All history shows that the dropping of thousands of bombs and missiles, with whatever supposed standards of ‘pin point accuracy’, never elicits the enthusiastic support of civilians on the receiving end, even if a certificate of humanitarian assistance and merciful intent is stamped on every projectile. Recent pro-government rallies in Tripoli have been vast. Libya has a population of about 6 million, with 4 million in Tripoli. Gaddafi barrels around the city in an open jeep. Large amounts of AK-47s have been distributed to civilian defence committees. Were they all compelled to demonstrate by Gaddafi’s enforcers? It seems unlikely. […]

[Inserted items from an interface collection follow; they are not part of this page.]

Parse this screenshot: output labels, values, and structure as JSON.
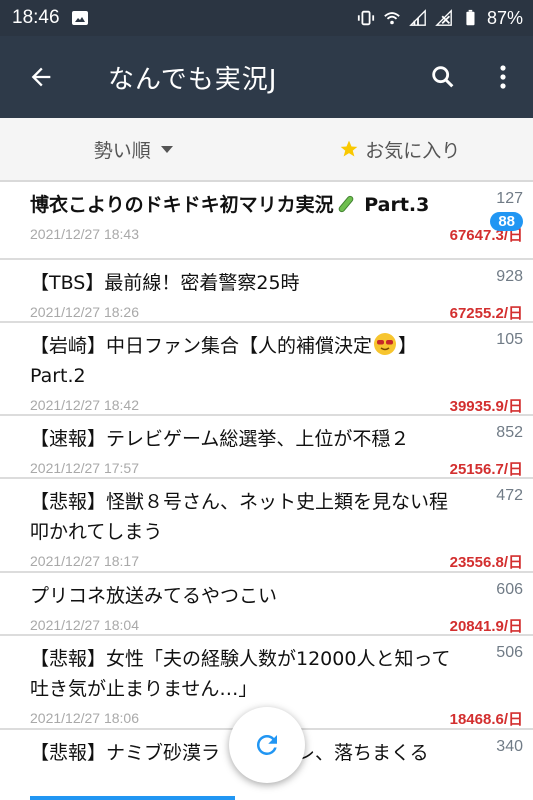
{
  "status": {
    "time": "18:46",
    "battery": "87%"
  },
  "appbar": {
    "title": "なんでも実況J"
  },
  "tabs": [
    {
      "label": "勢い順"
    },
    {
      "label": "お気に入り"
    }
  ],
  "threads": [
    {
      "title": "博衣こよりのドキドキ初マリカ実況",
      "suffix": " Part.3",
      "count": "127",
      "badge": "88",
      "date": "2021/12/27 18:43",
      "speed": "67647.3/日"
    },
    {
      "title": "【TBS】最前線！密着警察25時",
      "count": "928",
      "date": "2021/12/27 18:26",
      "speed": "67255.2/日"
    },
    {
      "title": "【岩崎】中日ファン集合【人的補償決定",
      "suffix": "】Part.2",
      "count": "105",
      "date": "2021/12/27 18:42",
      "speed": "39935.9/日"
    },
    {
      "title": "【速報】テレビゲーム総選挙、上位が不穏２",
      "count": "852",
      "date": "2021/12/27 17:57",
      "speed": "25156.7/日"
    },
    {
      "title": "【悲報】怪獣８号さん、ネット史上類を見ない程叩かれてしまう",
      "count": "472",
      "date": "2021/12/27 18:17",
      "speed": "23556.8/日"
    },
    {
      "title": "プリコネ放送みてるやつこい",
      "count": "606",
      "date": "2021/12/27 18:04",
      "speed": "20841.9/日"
    },
    {
      "title": "【悲報】女性「夫の経験人数が12000人と知って吐き気が止まりません…」",
      "count": "506",
      "date": "2021/12/27 18:06",
      "speed": "18468.6/日"
    },
    {
      "title": "【悲報】ナミブ砂漠ラ　　況スレ、落ちまくる",
      "count": "340"
    }
  ]
}
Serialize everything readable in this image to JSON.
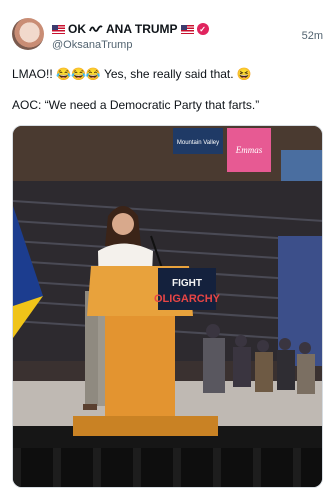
{
  "post": {
    "author": {
      "display_name_prefix": "OK",
      "display_name_mid": "ANA TRUMP",
      "handle": "@OksanaTrump",
      "verified_icon": "check-badge-icon",
      "flag_icon": "us-flag-icon"
    },
    "timestamp": "52m",
    "text_line_1": "LMAO!! 😂😂😂 Yes, she really said that. 😆",
    "text_line_2": "AOC: “We need a Democratic Party that farts.”",
    "media": {
      "podium_sign_line_1": "FIGHT",
      "podium_sign_line_2": "OLIGARCHY",
      "banner_text": "Mountain Valley",
      "pink_banner_text": "Emmas"
    }
  },
  "colors": {
    "accent": "#e0245e",
    "secondary_text": "#536471",
    "podium": "#e8a23c"
  }
}
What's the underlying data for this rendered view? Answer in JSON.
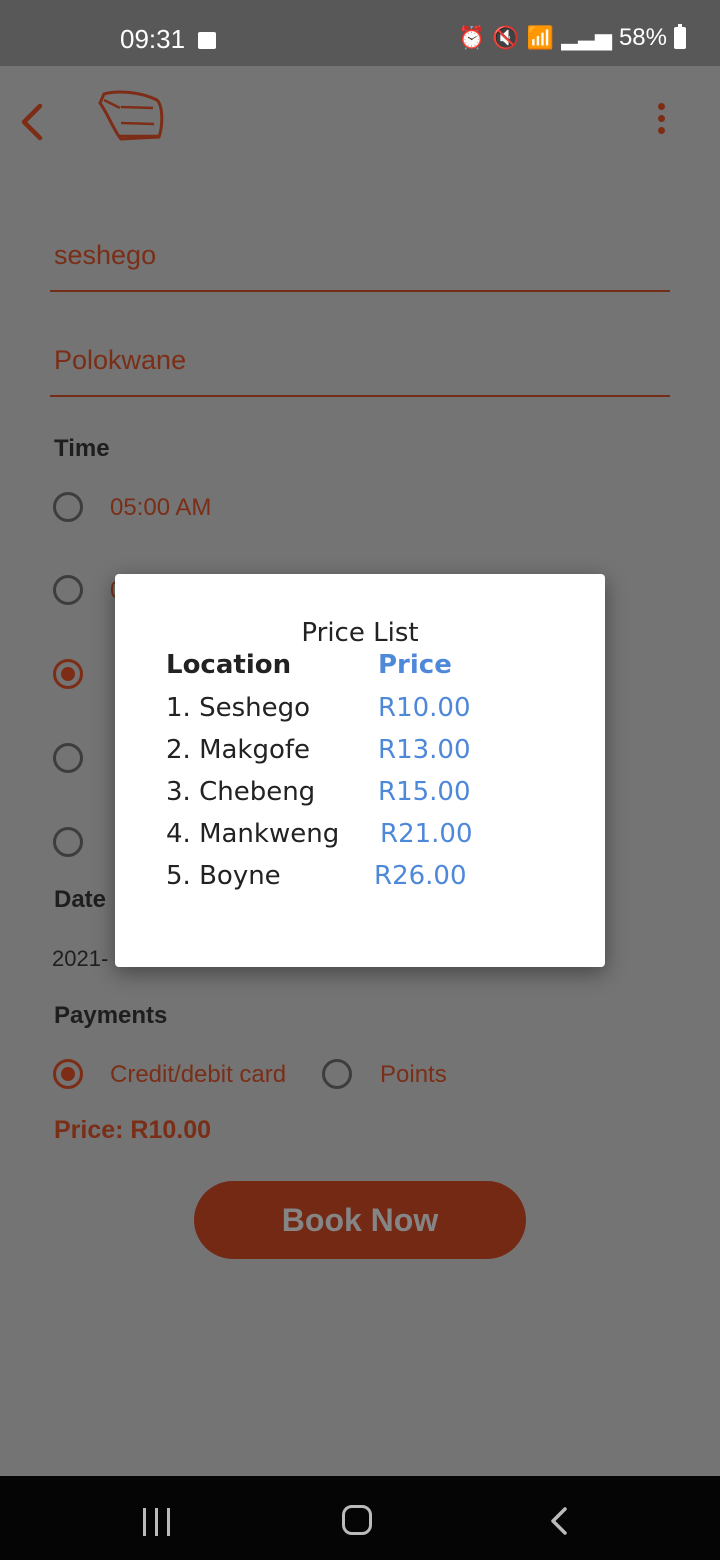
{
  "statusbar": {
    "time": "09:31",
    "battery": "58%",
    "icons": [
      "gallery-icon",
      "alarm-icon",
      "mute-icon",
      "wifi-icon",
      "signal-icon",
      "battery-icon"
    ]
  },
  "appbar": {
    "back_icon": "back-chevron-icon",
    "logo_icon": "bus-logo-icon",
    "menu_icon": "kebab-menu-icon"
  },
  "form": {
    "from": "seshego",
    "to": "Polokwane",
    "time_label": "Time",
    "time_options": [
      {
        "label": "05:00 AM",
        "selected": false
      },
      {
        "label": "0",
        "selected": false
      },
      {
        "label": "",
        "selected": true
      },
      {
        "label": "",
        "selected": false
      },
      {
        "label": "",
        "selected": false
      }
    ],
    "date_label": "Date",
    "date_value": "2021-",
    "payments_label": "Payments",
    "payment_options": [
      {
        "label": "Credit/debit card",
        "selected": true
      },
      {
        "label": "Points",
        "selected": false
      }
    ],
    "price": "Price: R10.00",
    "book_button": "Book Now"
  },
  "modal": {
    "title": "Price List",
    "location_header": "Location",
    "price_header": "Price",
    "rows": [
      {
        "location": "1. Seshego",
        "price": "R10.00"
      },
      {
        "location": "2. Makgofe",
        "price": "R13.00"
      },
      {
        "location": "3. Chebeng",
        "price": "R15.00"
      },
      {
        "location": "4. Mankweng",
        "price": "R21.00"
      },
      {
        "location": "5. Boyne",
        "price": "R26.00"
      }
    ]
  },
  "navbar": {
    "recent": "recent-apps-icon",
    "home": "home-icon",
    "back": "back-icon"
  }
}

In early March, Sarkozy, languishing in the polls, believed the counsel of ‘new philosopher’ Bernard-Henri Lévy, after the latter’s 6 March excursion to Benghazi, that Libya and its oil were up for grabs. On 11 March Sarkozy took the precipitate step of recognising the Benghazi gang as the legitimate government of Libya and awaited Gaddafi’s collapse with a confident heart. In a hilarious inside account of the NATO debacle, Vincent Jauvert of Le Nouvel Observateur has recently disclosed that French intelligence services assured Sarkozy and Foreign Minister Alain Juppé ‘from the first [air] strike, thousands of soldiers would defect from Gaddafi’. They also predicted that the rebels would move quickly to Sirte, the hometown of Gaddafi and force him to flee the country. This was triumphantly and erroneously trumpeted by the NATO powers, which even proclaimed that he had flown to Venezuela. By all means opt for the ‘big lie’ as a propaganda ploy, but not if it is inevitably going to be discredited 24 hours later.
‘We underestimated al-Gaddafi,’ one French officer told Jauvert. ‘He was preparing for forty-one years for an invasion. We did not imagine he would adapt as quickly. No one expects, for example, to transport its troops and missile batteries, Gaddafi will go out and buy hundreds of Toyota pick-up in Niger and Mali. It is a stroke of genius: the trucks are identical to those used by the rebels. NATO is paralysed. It delays its strikes. Before bombing the vehicles, drivers need to be sure they are whose forces are Gaddafi’s. “We asked the rebels to a particular signal on the roof of their pick-up truck,” said a soldier, “but we were never sure. They are so disorganised…?”’
Read the rest here → Pambazuka: Nato’s debacle in Libya